A research problem on which I am currently working requires a construction in topological dynamics of the following type:

Let $T \colon X \to X$ be a continuous transformation of a compact metric space which contains at least two points, and let $(a_n)$ be an absolutely summable real sequence which is not the zero sequence. When can we guarantee that there exists a continuous function $f \colon X \to \mathbb{C}$ such that $\sum_{n=1}^\infty a_n f \circ T^n$ is not a constant function?

The above question would seem to amount to a question about the spectral behaviour of the composition operator $U_T \colon C(X) \to C(X)$ defined by $U_Tf(x):=f(T(x))$. It is easy to show that the eigenvalues of $U_T$ form a subgroup of the unit circle. If $U_T$ has an eigenvalue which is not a root of unity then the eigenvalues are dense in the unit circle, so given a fixed sequence $(a_n)$ an easy Fourier analysis argument allows us to choose an eigenfunction $f$ for which $\sum_{n=1}^\infty a_n f \circ T^n$ is not constant. On the other hand, in some cases where $U_T$ has a root of unity as an eigenvalue, there are sequences such that the series converges to a constant for all $f$: for example, if $X$ contains just two points then the sequence given by $a_1=a_2=1$ and $a_n=0$ for $n \geq 3$ has this property.
The case of most interest, then, is that in which $U_T$ has no eigenvalues except $1$ and no eigenfunctions other than the constant function, which is referred to as *topological weak mixing*. Specifically, I ask:

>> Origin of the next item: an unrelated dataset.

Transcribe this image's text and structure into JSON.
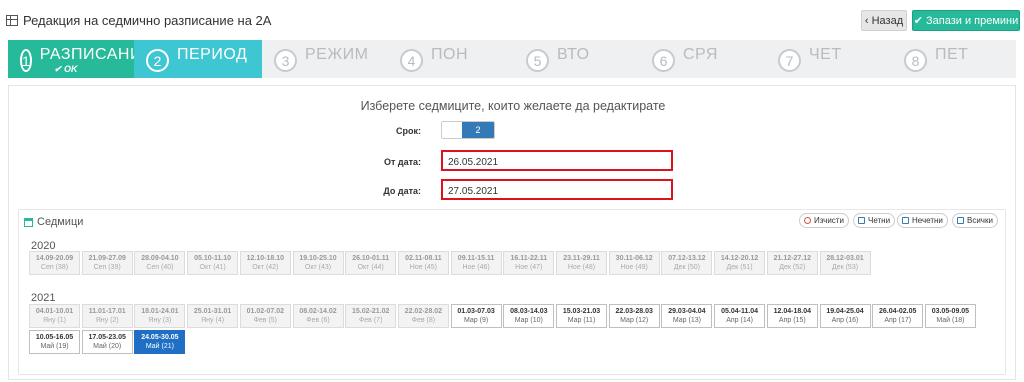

Is topological weak mixing of $T$ sufficient to guarantee the existence of $f$ in the first question?

This suggests to me the following more general functional-analytic question, which (by considering the action of $U_T$ on the quotient of $C(X)$ modulo the subspace of constant functions) would be sufficient for a positive answer to the above:

Let $L$ be a bounded linear operator acting on an infinite-dimensional Banach space $B$, with the spectrum of $L$ being $\{1\}$ and the norm of $L$ being $1$. When does there exist $x \in B$ such that the sequence $\{L^nx \colon n \geq 0\}$ is $\omega$-linearly independent, i.e. for all nonzero absolutely summable sequences $(a_n)$, the sum $\sum_{n=1}^\infty a_n L^nx$ is nonzero?

Thanks in advance!